Start of Task material

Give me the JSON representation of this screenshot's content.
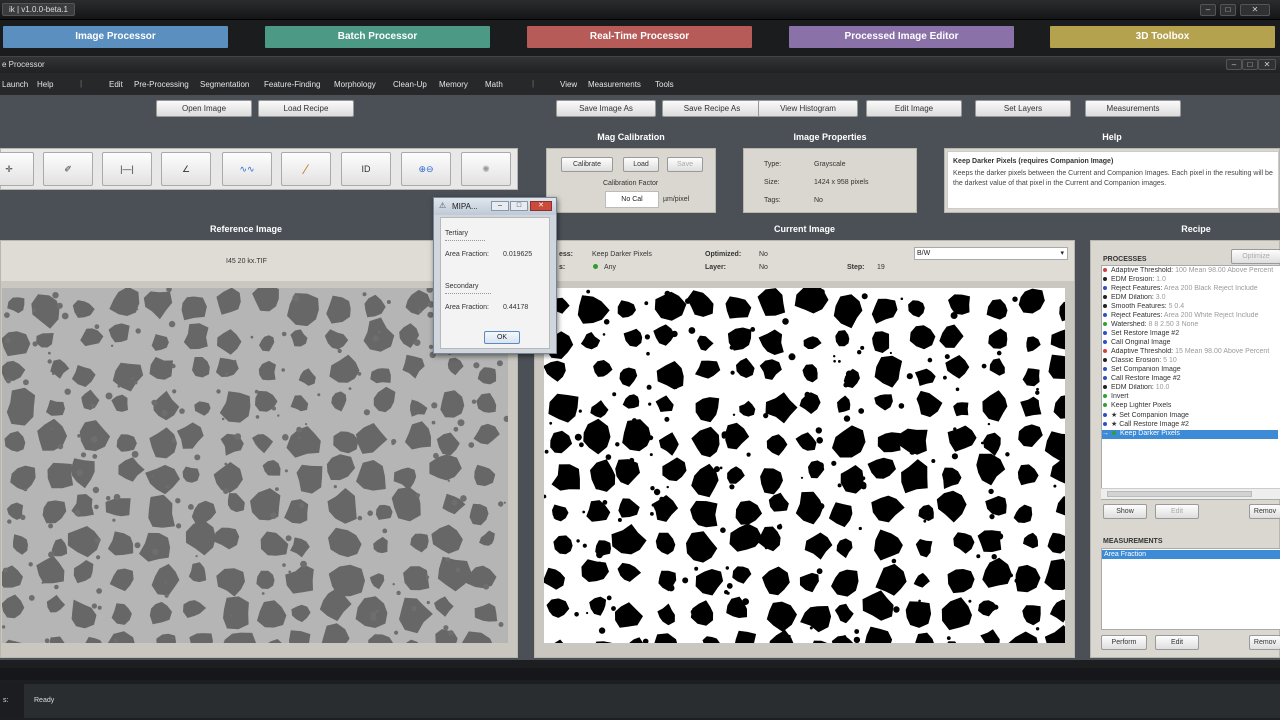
{
  "outer_window": {
    "title": "ik | v1.0.0-beta.1"
  },
  "launch_bar": [
    {
      "label": "Image Processor",
      "color": "#5b8fc0"
    },
    {
      "label": "Batch Processor",
      "color": "#4c9a86"
    },
    {
      "label": "Real-Time Processor",
      "color": "#b65b58"
    },
    {
      "label": "Processed Image Editor",
      "color": "#8a72a8"
    },
    {
      "label": "3D Toolbox",
      "color": "#b4a24e"
    }
  ],
  "inner_window": {
    "title": "e Processor"
  },
  "menu": [
    "Launch",
    "Help",
    "Edit",
    "Pre-Processing",
    "Segmentation",
    "Feature-Finding",
    "Morphology",
    "Clean-Up",
    "Memory",
    "Math",
    "View",
    "Measurements",
    "Tools"
  ],
  "toolbar": [
    "Open Image",
    "Load Recipe",
    "Save Image As",
    "Save Recipe As",
    "View Histogram",
    "Edit Image",
    "Set Layers",
    "Measurements"
  ],
  "tools": [
    {
      "icon": "move-icon",
      "glyph": "✛"
    },
    {
      "icon": "dropper-icon",
      "glyph": "✐"
    },
    {
      "icon": "measure-line-icon",
      "glyph": "|—|"
    },
    {
      "icon": "angle-icon",
      "glyph": "∠"
    },
    {
      "icon": "profile-icon",
      "glyph": "∿∿"
    },
    {
      "icon": "ruler-icon",
      "glyph": "∕"
    },
    {
      "icon": "id-icon",
      "glyph": "ID"
    },
    {
      "icon": "zoom-icon",
      "glyph": "⊕⊖"
    },
    {
      "icon": "spinner-icon",
      "glyph": "✺"
    }
  ],
  "mag_calibration": {
    "title": "Mag Calibration",
    "calibrate": "Calibrate",
    "load": "Load",
    "save": "Save",
    "factor_label": "Calibration Factor",
    "factor_value": "No Cal",
    "unit": "µm/pixel"
  },
  "image_properties": {
    "title": "Image Properties",
    "type_label": "Type:",
    "type_value": "Grayscale",
    "size_label": "Size:",
    "size_value": "1424 x 958 pixels",
    "tags_label": "Tags:",
    "tags_value": "No"
  },
  "help": {
    "title": "Help",
    "heading": "Keep Darker Pixels (requires Companion Image)",
    "text": "Keeps the darker pixels between the Current and Companion Images. Each pixel in the resulting will be the darkest value of that pixel in the Current and Companion images."
  },
  "reference": {
    "title": "Reference Image",
    "filename": "I45 20 kx.TIF"
  },
  "current": {
    "title": "Current Image",
    "process_label": "ess:",
    "process_value": "Keep Darker Pixels",
    "s_label": "s:",
    "s_value": "Any",
    "optimized_label": "Optimized:",
    "optimized_value": "No",
    "layer_label": "Layer:",
    "layer_value": "No",
    "step_label": "Step:",
    "step_value": "19",
    "mode": "B/W"
  },
  "recipe": {
    "title": "Recipe",
    "processes_label": "PROCESSES",
    "optimize": "Optimize",
    "processes": [
      {
        "name": "Adaptive Threshold:",
        "param": "100 Mean 98.00 Above Percent",
        "color": "#d04040"
      },
      {
        "name": "EDM Erosion:",
        "param": "1.0",
        "color": "#222222"
      },
      {
        "name": "Reject Features:",
        "param": "Area 200 Black Reject Include",
        "color": "#3050c0"
      },
      {
        "name": "EDM Dilation:",
        "param": "3.0",
        "color": "#222222"
      },
      {
        "name": "Smooth Features:",
        "param": "5 0.4",
        "color": "#222222"
      },
      {
        "name": "Reject Features:",
        "param": "Area 200 White Reject Include",
        "color": "#3050c0"
      },
      {
        "name": "Watershed:",
        "param": "8 8 2.50 3 None",
        "color": "#30a030"
      },
      {
        "name": "Set Restore Image #2",
        "param": "",
        "color": "#3050c0"
      },
      {
        "name": "Call Original Image",
        "param": "",
        "color": "#3050c0"
      },
      {
        "name": "Adaptive Threshold:",
        "param": "15 Mean 98.00 Above Percent",
        "color": "#d04040"
      },
      {
        "name": "Classic Erosion:",
        "param": "5 10",
        "color": "#222222"
      },
      {
        "name": "Set Companion Image",
        "param": "",
        "color": "#3050c0"
      },
      {
        "name": "Call Restore Image #2",
        "param": "",
        "color": "#3050c0"
      },
      {
        "name": "EDM Dilation:",
        "param": "10.0",
        "color": "#222222"
      },
      {
        "name": "Invert",
        "param": "",
        "color": "#30a030"
      },
      {
        "name": "Keep Lighter Pixels",
        "param": "",
        "color": "#30a030"
      },
      {
        "name": "★ Set Companion Image",
        "param": "",
        "color": "#3050c0"
      },
      {
        "name": "★ Call Restore Image #2",
        "param": "",
        "color": "#3050c0"
      },
      {
        "name": "Keep Darker Pixels",
        "param": "",
        "color": "#30a030"
      }
    ],
    "show": "Show",
    "edit": "Edit",
    "remove": "Remov",
    "measurements_label": "MEASUREMENTS",
    "measurements": [
      "Area Fraction"
    ],
    "perform": "Perform",
    "m_edit": "Edit",
    "m_remove": "Remov"
  },
  "dialog": {
    "title": "MIPA...",
    "s1_title": "Tertiary",
    "s1_label": "Area Fraction:",
    "s1_value": "0.019625",
    "s2_title": "Secondary",
    "s2_label": "Area Fraction:",
    "s2_value": "0.44178",
    "ok": "OK"
  },
  "status": {
    "label": "s:",
    "text": "Ready"
  }
}
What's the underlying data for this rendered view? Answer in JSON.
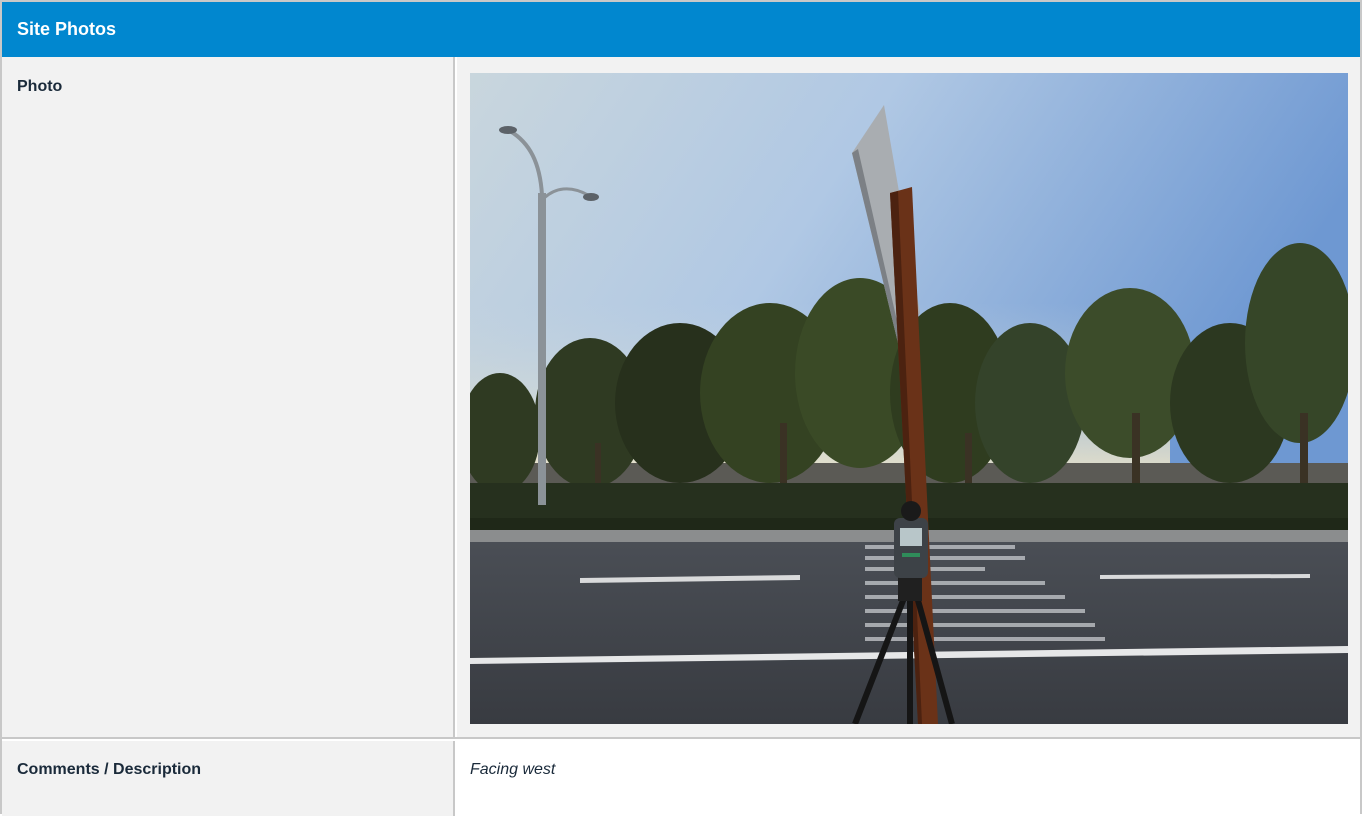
{
  "header": {
    "title": "Site Photos"
  },
  "rows": {
    "photo": {
      "label": "Photo"
    },
    "comments": {
      "label": "Comments / Description",
      "value": "Facing west"
    }
  },
  "colors": {
    "header_bg": "#0187cf",
    "label_bg": "#f2f2f2",
    "border": "#c8c8c8"
  }
}
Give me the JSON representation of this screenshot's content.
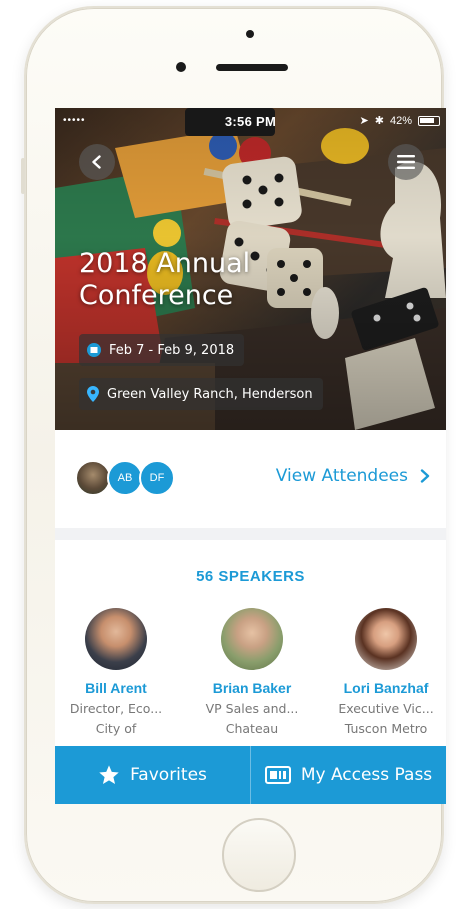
{
  "status": {
    "carrier": "•••••",
    "time": "3:56 PM",
    "battery": "42%"
  },
  "event": {
    "title": "2018 Annual Conference",
    "dates": "Feb 7 - Feb 9, 2018",
    "location": "Green Valley Ranch, Henderson"
  },
  "attendees": {
    "avatars": [
      "AB",
      "DF"
    ],
    "link_label": "View Attendees"
  },
  "speakers": {
    "heading": "56 SPEAKERS",
    "items": [
      {
        "name": "Bill Arent",
        "role": "Director, Eco...",
        "org": "City of"
      },
      {
        "name": "Brian Baker",
        "role": "VP Sales and...",
        "org": "Chateau"
      },
      {
        "name": "Lori Banzhaf",
        "role": "Executive Vic...",
        "org": "Tuscon Metro"
      }
    ]
  },
  "bottom_bar": {
    "favorites_label": "Favorites",
    "access_pass_label": "My Access Pass"
  },
  "colors": {
    "accent": "#1c9ad6",
    "muted_text": "#777777",
    "phone_body": "#f7f4ec"
  },
  "icons": {
    "back": "chevron-left-icon",
    "menu": "hamburger-menu-icon",
    "calendar": "calendar-icon",
    "location": "map-pin-icon",
    "chevron": "chevron-right-icon",
    "favorites": "star-icon",
    "access_pass": "ticket-icon"
  }
}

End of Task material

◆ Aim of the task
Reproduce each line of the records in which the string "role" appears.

◆ Task solution
        "role": "Director, Eco...",
        "role": "VP Sales and...",
        "role": "Executive Vic...",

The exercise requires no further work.